* [TASK INSTRUCTIONS] The copy you give must match the records exactly, except that it holds no images.

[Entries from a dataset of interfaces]
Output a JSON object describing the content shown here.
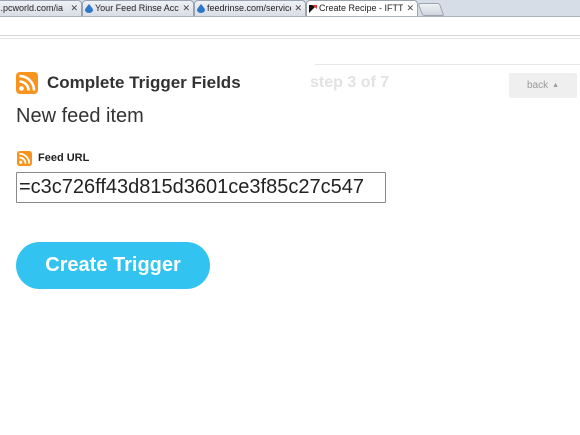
{
  "browser": {
    "tabs": [
      {
        "label": ":.pcworld.com/ia",
        "close": "✕",
        "active": false
      },
      {
        "label": "Your Feed Rinse Acco",
        "close": "✕",
        "active": false
      },
      {
        "label": "feedrinse.com/service",
        "close": "✕",
        "active": false
      },
      {
        "label": "Create Recipe - IFTTT",
        "close": "✕",
        "active": true
      }
    ]
  },
  "page": {
    "heading": "Complete Trigger Fields",
    "step": "step 3 of 7",
    "back_label": "back",
    "back_caret": "▲",
    "subtitle": "New feed item",
    "field": {
      "label": "Feed URL",
      "value": "=c3c726ff43d815d3601ce3f85c27c547"
    },
    "create_button": "Create Trigger"
  },
  "colors": {
    "accent": "#33c3f0",
    "rss": "#f7941d",
    "step_text": "#e2e2e2"
  }
}
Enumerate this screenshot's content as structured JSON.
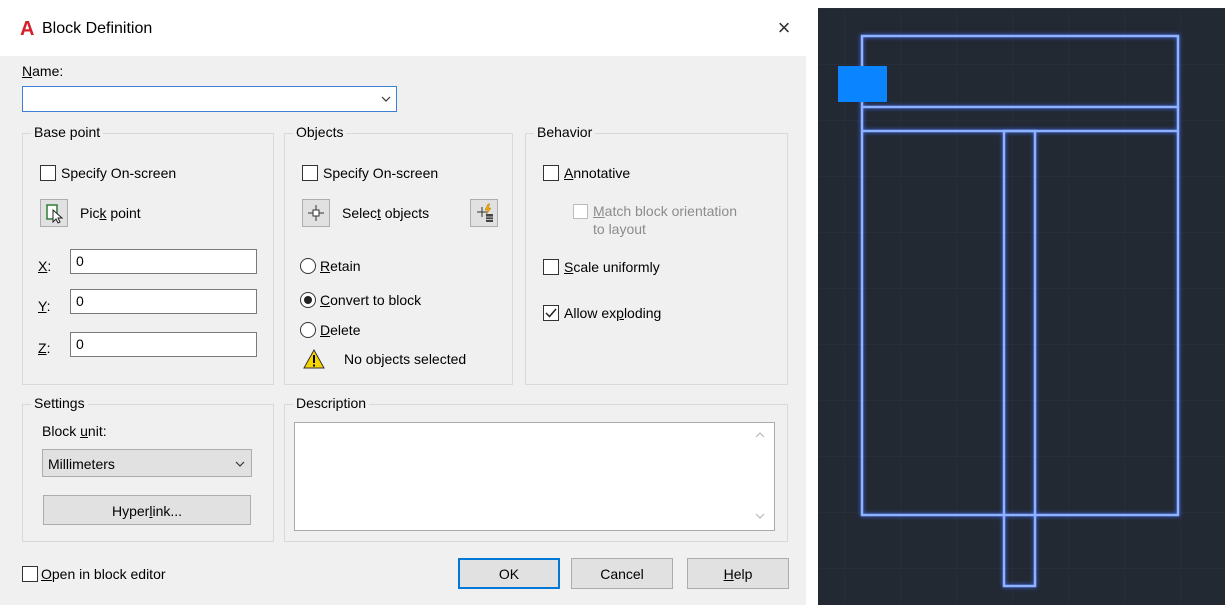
{
  "window": {
    "title": "Block Definition",
    "close_glyph": "×"
  },
  "name": {
    "label": "Name:",
    "value": ""
  },
  "base_point": {
    "legend": "Base point",
    "specify_onscreen": {
      "label": "Specify On-screen",
      "checked": false
    },
    "pick_point_label": "Pick point",
    "x": {
      "label": "X:",
      "value": "0"
    },
    "y": {
      "label": "Y:",
      "value": "0"
    },
    "z": {
      "label": "Z:",
      "value": "0"
    }
  },
  "objects": {
    "legend": "Objects",
    "specify_onscreen": {
      "label": "Specify On-screen",
      "checked": false
    },
    "select_objects_label": "Select objects",
    "retain": "Retain",
    "convert_to_block": "Convert to block",
    "delete": "Delete",
    "selected_option": "Convert to block",
    "status": "No objects selected"
  },
  "behavior": {
    "legend": "Behavior",
    "annotative": {
      "label": "Annotative",
      "checked": false
    },
    "match_orientation_line1": "Match block orientation",
    "match_orientation_line2": "to layout",
    "scale_uniformly": {
      "label": "Scale uniformly",
      "checked": false
    },
    "allow_exploding": {
      "label": "Allow exploding",
      "checked": true
    }
  },
  "settings": {
    "legend": "Settings",
    "block_unit_label": "Block unit:",
    "block_unit_value": "Millimeters",
    "hyperlink_label": "Hyperlink..."
  },
  "description": {
    "legend": "Description",
    "value": ""
  },
  "footer": {
    "open_in_block_editor": {
      "label": "Open in block editor",
      "checked": false
    },
    "ok": "OK",
    "cancel": "Cancel",
    "help": "Help"
  },
  "colors": {
    "title_icon": "#d4202a",
    "cad_background": "#222933",
    "cad_lines": "#5b8cff",
    "cad_grip": "#0a84ff"
  },
  "icons": [
    "autocad-logo-icon",
    "close-icon",
    "pick-point-icon",
    "select-objects-icon",
    "quick-select-icon",
    "warning-icon",
    "chevron-down-icon",
    "checkmark-icon"
  ]
}
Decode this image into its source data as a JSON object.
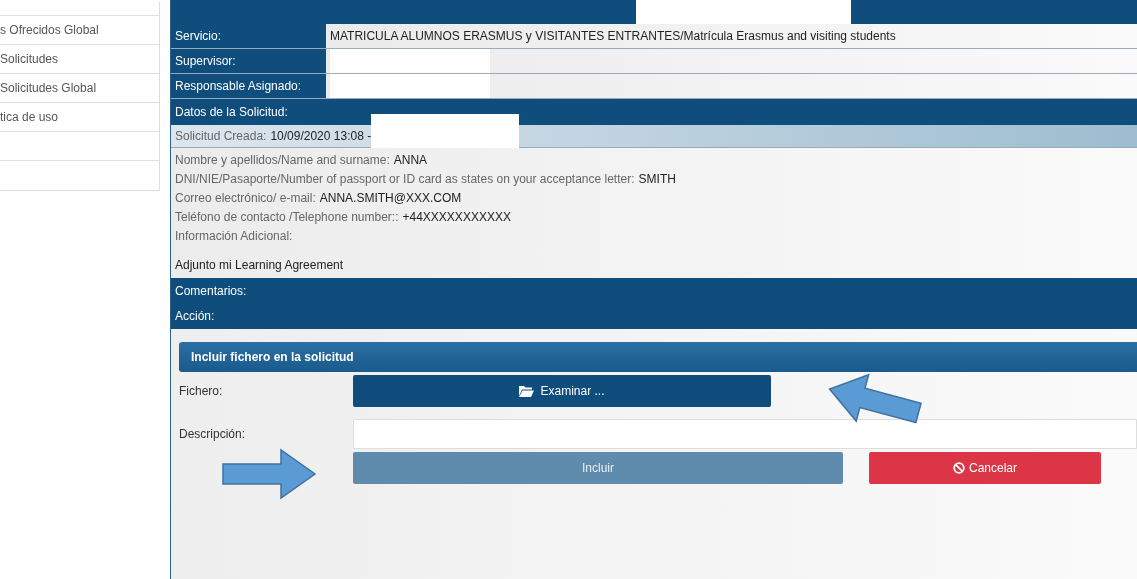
{
  "sidebar": {
    "items": [
      {
        "label": "s Ofrecidos Global"
      },
      {
        "label": "Solicitudes"
      },
      {
        "label": "Solicitudes Global"
      },
      {
        "label": "tica de uso"
      }
    ]
  },
  "details": [
    {
      "label": "Servicio:",
      "value": "MATRICULA ALUMNOS ERASMUS y VISITANTES ENTRANTES/Matrícula Erasmus and visiting students",
      "redacted": false
    },
    {
      "label": "Supervisor:",
      "redacted": true
    },
    {
      "label": "Responsable Asignado:",
      "redacted": true
    }
  ],
  "request": {
    "header": "Datos de la Solicitud:",
    "created_label": "Solicitud Creada:",
    "created_value": "10/09/2020 13:08 -",
    "fields": [
      {
        "label": "Nombre y apellidos/Name and surname:",
        "value": "ANNA"
      },
      {
        "label": "DNI/NIE/Pasaporte/Number of passport or ID card as states on your acceptance letter:",
        "value": "SMITH"
      },
      {
        "label": "Correo electrónico/ e-mail:",
        "value": "ANNA.SMITH@XXX.COM"
      },
      {
        "label": "Teléfono de contacto /Telephone number::",
        "value": "+44XXXXXXXXXXX"
      },
      {
        "label": "Información Adicional:"
      }
    ],
    "additional_text": "Adjunto mi Learning Agreement"
  },
  "comments_label": "Comentarios:",
  "action_label": "Acción:",
  "upload": {
    "title": "Incluir fichero en la solicitud",
    "file_label": "Fichero:",
    "browse_button": "Examinar ...",
    "description_label": "Descripción:",
    "include_button": {
      "label": "Incluir",
      "disabled": true
    },
    "cancel_button": {
      "label": "Cancelar",
      "disabled": false
    }
  }
}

* [RESULT FOR THIS EXERCISE]
Output a JSON object describing the content shown here.
{
  "browser": {
    "tabs": [
      {
        "label": ":.pcworld.com/ia",
        "close": "✕",
        "active": false
      },
      {
        "label": "Your Feed Rinse Acco",
        "close": "✕",
        "active": false
      },
      {
        "label": "feedrinse.com/service",
        "close": "✕",
        "active": false
      },
      {
        "label": "Create Recipe - IFTTT",
        "close": "✕",
        "active": true
      }
    ]
  },
  "page": {
    "heading": "Complete Trigger Fields",
    "step": "step 3 of 7",
    "back_label": "back",
    "back_caret": "▲",
    "subtitle": "New feed item",
    "field": {
      "label": "Feed URL",
      "value": "=c3c726ff43d815d3601ce3f85c27c547"
    },
    "create_button": "Create Trigger"
  },
  "colors": {
    "accent": "#33c3f0",
    "rss": "#f7941d",
    "step_text": "#e2e2e2"
  }
}
Enumerate this screenshot's content as structured JSON.
{
  "window": {
    "title": "Block Definition",
    "close_glyph": "×"
  },
  "name": {
    "label": "Name:",
    "value": ""
  },
  "base_point": {
    "legend": "Base point",
    "specify_onscreen": {
      "label": "Specify On-screen",
      "checked": false
    },
    "pick_point_label": "Pick point",
    "x": {
      "label": "X:",
      "value": "0"
    },
    "y": {
      "label": "Y:",
      "value": "0"
    },
    "z": {
      "label": "Z:",
      "value": "0"
    }
  },
  "objects": {
    "legend": "Objects",
    "specify_onscreen": {
      "label": "Specify On-screen",
      "checked": false
    },
    "select_objects_label": "Select objects",
    "retain": "Retain",
    "convert_to_block": "Convert to block",
    "delete": "Delete",
    "selected_option": "Convert to block",
    "status": "No objects selected"
  },
  "behavior": {
    "legend": "Behavior",
    "annotative": {
      "label": "Annotative",
      "checked": false
    },
    "match_orientation_line1": "Match block orientation",
    "match_orientation_line2": "to layout",
    "scale_uniformly": {
      "label": "Scale uniformly",
      "checked": false
    },
    "allow_exploding": {
      "label": "Allow exploding",
      "checked": true
    }
  },
  "settings": {
    "legend": "Settings",
    "block_unit_label": "Block unit:",
    "block_unit_value": "Millimeters",
    "hyperlink_label": "Hyperlink..."
  },
  "description": {
    "legend": "Description",
    "value": ""
  },
  "footer": {
    "open_in_block_editor": {
      "label": "Open in block editor",
      "checked": false
    },
    "ok": "OK",
    "cancel": "Cancel",
    "help": "Help"
  },
  "colors": {
    "title_icon": "#d4202a",
    "cad_background": "#222933",
    "cad_lines": "#5b8cff",
    "cad_grip": "#0a84ff"
  },
  "icons": [
    "autocad-logo-icon",
    "close-icon",
    "pick-point-icon",
    "select-objects-icon",
    "quick-select-icon",
    "warning-icon",
    "chevron-down-icon",
    "checkmark-icon"
  ]
}
Decode this image into its source data as a JSON object.
{
  "sidebar": {
    "items": [
      {
        "label": "s Ofrecidos Global"
      },
      {
        "label": "Solicitudes"
      },
      {
        "label": "Solicitudes Global"
      },
      {
        "label": "tica de uso"
      }
    ]
  },
  "details": [
    {
      "label": "Servicio:",
      "value": "MATRICULA ALUMNOS ERASMUS y VISITANTES ENTRANTES/Matrícula Erasmus and visiting students",
      "redacted": false
    },
    {
      "label": "Supervisor:",
      "redacted": true
    },
    {
      "label": "Responsable Asignado:",
      "redacted": true
    }
  ],
  "request": {
    "header": "Datos de la Solicitud:",
    "created_label": "Solicitud Creada:",
    "created_value": "10/09/2020 13:08 -",
    "fields": [
      {
        "label": "Nombre y apellidos/Name and surname:",
        "value": "ANNA"
      },
      {
        "label": "DNI/NIE/Pasaporte/Number of passport or ID card as states on your acceptance letter:",
        "value": "SMITH"
      },
      {
        "label": "Correo electrónico/ e-mail:",
        "value": "ANNA.SMITH@XXX.COM"
      },
      {
        "label": "Teléfono de contacto /Telephone number::",
        "value": "+44XXXXXXXXXXX"
      },
      {
        "label": "Información Adicional:"
      }
    ],
    "additional_text": "Adjunto mi Learning Agreement"
  },
  "comments_label": "Comentarios:",
  "action_label": "Acción:",
  "upload": {
    "title": "Incluir fichero en la solicitud",
    "file_label": "Fichero:",
    "browse_button": "Examinar ...",
    "description_label": "Descripción:",
    "include_button": {
      "label": "Incluir",
      "disabled": true
    },
    "cancel_button": {
      "label": "Cancelar",
      "disabled": false
    }
  }
}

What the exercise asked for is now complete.